Bill 177 Amends Occupational Health & Safety Act
While there has been a steady increase in the enforcement of health and safety violations at workplaces by the Ministry of Labour (MOL) in recent years, the Occupational Health & Safety Act (OHSA) hasn’t always kept pace.
That has now changed. Bill 177, the Stronger, Fairer Ontario Act (Budget Measures), 2017, amended the OHSA, and those amendments are now in effect. As the amendments allow for, and depend on, further changes that will be coming, it will take time until their full scope is understood. However, it is clear that there will be an immediate impact on workplaces.
- First, the Bill overhauls the OHSA’s sentencing regime by changing fine limits that have been in place for more than a generation. Up until the amendments, the maximum fines that individuals and corporations faced were $25,000 and $500,000 respectively. Those limits have now been increased to $100,000 and $1.5M. While these changes will have to make their way through the courts, prosecutors are likely soon to start seeking proportionate increases in fines, and fines may well double or triple.
- Second, the OHSA has always required that charges be laid within a year of the date of an incident. This also has changed. A discoverability component has been added, and charges can now be laid within a year of an inspector becoming aware of an alleged offence. While it isn’t yet clear how this will be applied, it is clear that charges can now be laid more than a year after an incident has happened. As a result, revisions may have to be made to the way in which companies conduct internal investigations, retain records and insure risks.

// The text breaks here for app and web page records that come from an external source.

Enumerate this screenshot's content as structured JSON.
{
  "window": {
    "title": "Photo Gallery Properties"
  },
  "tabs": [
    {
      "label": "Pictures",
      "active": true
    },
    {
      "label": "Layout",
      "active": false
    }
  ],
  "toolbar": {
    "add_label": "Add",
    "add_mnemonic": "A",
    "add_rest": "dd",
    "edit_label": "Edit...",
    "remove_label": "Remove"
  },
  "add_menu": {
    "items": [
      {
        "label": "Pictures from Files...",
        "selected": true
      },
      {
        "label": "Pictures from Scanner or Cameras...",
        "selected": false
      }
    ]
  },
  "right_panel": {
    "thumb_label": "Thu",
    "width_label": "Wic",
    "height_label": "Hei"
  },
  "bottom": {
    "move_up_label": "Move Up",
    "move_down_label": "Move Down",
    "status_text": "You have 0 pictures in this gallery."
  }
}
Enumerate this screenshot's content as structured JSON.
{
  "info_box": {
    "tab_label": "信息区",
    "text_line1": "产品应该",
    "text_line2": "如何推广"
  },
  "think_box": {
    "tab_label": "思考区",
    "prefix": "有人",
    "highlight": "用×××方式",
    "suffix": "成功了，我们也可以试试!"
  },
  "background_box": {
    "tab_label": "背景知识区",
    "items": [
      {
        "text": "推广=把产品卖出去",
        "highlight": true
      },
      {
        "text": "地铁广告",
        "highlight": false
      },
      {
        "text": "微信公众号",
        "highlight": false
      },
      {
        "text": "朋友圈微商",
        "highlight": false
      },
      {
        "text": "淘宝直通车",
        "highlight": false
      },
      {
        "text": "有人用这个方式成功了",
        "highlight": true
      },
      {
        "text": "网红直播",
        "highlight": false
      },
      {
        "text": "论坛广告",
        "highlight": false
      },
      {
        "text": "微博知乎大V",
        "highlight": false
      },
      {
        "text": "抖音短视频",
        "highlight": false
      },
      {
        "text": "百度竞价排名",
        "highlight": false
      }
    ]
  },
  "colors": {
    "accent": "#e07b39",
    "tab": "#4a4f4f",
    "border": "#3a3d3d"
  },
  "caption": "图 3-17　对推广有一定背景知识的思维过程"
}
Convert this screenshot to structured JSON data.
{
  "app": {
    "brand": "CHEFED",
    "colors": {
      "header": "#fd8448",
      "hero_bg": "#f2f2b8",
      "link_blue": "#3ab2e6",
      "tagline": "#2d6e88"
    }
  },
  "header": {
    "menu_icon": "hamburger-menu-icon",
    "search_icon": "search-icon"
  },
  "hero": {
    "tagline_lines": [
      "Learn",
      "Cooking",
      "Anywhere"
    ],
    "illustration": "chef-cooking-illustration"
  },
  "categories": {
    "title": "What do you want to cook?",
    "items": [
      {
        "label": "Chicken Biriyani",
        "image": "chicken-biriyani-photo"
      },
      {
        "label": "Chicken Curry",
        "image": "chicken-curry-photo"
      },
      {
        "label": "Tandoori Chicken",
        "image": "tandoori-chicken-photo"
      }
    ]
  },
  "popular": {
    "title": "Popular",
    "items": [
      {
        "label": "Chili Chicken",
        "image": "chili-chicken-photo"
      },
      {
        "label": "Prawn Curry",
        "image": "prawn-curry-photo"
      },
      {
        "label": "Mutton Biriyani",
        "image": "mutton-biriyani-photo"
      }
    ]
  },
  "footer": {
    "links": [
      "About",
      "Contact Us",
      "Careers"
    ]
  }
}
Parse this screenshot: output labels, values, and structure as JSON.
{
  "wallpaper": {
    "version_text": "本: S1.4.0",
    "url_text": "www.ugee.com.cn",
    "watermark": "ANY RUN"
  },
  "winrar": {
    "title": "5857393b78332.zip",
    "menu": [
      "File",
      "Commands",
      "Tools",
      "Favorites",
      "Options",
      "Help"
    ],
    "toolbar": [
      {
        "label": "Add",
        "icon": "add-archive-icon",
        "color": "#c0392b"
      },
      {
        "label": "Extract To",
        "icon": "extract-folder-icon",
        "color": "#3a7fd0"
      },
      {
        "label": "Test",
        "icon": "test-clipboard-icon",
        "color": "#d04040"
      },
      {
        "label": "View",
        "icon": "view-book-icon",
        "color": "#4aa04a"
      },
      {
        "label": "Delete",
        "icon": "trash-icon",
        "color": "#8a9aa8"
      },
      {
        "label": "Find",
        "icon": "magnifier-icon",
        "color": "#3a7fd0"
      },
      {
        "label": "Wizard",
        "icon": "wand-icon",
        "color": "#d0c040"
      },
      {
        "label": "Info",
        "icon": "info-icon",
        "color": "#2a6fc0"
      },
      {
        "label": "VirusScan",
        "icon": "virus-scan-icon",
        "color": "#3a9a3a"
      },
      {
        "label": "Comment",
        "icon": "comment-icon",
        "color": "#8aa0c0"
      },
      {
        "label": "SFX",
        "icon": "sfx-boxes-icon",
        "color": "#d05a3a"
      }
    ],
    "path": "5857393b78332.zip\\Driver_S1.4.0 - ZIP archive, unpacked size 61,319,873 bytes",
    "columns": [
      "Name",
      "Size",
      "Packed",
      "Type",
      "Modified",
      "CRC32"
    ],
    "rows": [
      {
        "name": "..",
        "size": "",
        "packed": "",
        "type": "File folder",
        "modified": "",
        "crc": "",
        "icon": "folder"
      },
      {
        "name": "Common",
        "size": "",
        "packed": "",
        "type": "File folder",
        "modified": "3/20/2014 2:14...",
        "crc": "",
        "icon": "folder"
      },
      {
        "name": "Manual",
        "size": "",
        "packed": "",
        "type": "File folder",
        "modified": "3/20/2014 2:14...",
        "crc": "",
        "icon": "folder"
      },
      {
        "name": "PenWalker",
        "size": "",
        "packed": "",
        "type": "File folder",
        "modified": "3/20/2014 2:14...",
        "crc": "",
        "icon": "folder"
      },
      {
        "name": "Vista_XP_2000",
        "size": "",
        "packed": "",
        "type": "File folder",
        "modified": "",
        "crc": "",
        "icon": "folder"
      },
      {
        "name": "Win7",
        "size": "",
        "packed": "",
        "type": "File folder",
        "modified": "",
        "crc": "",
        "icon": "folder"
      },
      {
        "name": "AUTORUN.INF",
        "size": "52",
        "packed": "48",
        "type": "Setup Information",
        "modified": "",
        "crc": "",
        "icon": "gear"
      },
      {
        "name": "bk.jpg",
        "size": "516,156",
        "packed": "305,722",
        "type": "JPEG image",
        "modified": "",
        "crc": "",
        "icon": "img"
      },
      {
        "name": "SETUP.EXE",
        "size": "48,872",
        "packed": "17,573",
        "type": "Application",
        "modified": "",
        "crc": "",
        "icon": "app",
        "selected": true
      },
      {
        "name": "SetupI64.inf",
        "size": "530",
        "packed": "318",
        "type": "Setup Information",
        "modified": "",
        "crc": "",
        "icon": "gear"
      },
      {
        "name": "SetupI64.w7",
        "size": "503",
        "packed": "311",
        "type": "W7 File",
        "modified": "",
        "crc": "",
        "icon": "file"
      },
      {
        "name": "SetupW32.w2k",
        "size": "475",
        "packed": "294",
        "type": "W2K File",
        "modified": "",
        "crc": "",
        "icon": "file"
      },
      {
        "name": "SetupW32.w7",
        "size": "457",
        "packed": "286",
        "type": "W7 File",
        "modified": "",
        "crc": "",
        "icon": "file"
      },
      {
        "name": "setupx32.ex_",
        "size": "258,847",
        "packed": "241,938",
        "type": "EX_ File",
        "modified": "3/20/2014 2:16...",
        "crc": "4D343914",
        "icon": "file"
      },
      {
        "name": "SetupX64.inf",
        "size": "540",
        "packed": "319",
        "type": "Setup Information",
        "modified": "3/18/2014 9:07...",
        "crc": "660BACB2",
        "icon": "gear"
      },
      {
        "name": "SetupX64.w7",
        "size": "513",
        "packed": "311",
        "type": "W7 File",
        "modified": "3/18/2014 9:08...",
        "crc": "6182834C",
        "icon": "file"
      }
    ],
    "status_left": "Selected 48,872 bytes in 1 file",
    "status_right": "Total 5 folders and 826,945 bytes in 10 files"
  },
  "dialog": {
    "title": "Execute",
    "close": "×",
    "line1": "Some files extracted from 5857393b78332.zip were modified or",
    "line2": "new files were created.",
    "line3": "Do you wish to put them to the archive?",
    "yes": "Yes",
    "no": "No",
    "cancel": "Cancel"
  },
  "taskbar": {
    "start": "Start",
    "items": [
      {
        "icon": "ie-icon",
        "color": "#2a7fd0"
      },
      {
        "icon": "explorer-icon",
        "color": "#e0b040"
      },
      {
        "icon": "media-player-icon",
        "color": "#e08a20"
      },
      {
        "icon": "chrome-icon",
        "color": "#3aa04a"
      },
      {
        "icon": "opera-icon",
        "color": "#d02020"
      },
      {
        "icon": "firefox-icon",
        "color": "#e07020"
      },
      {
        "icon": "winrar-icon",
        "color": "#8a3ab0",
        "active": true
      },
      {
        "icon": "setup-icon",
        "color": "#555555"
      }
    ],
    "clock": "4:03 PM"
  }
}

- Third, employers have always had to notify the MOL of certain accidents and when certain substances are used at a workplace. However, employers’ reporting obligations have now changed. Employers now have to notify the MOL when joint health and safety committees or representatives identify potential structural inadequacies in a workplace that could be a source of danger to workers. It also appears that the regulations will be changed to include new instances in which notice from employers will be required, including accidents that do not result in critical injuries or hospitalization. These changes will likely require companies to review their internal policies and maintenance standards, and they will also likely lead to an increase in MOL scrutiny of workplaces.
The Occupational Health & Safety Team at Aird & Berlis will be following developments related to these amendments, and future newsletters will provide further updates and analysis.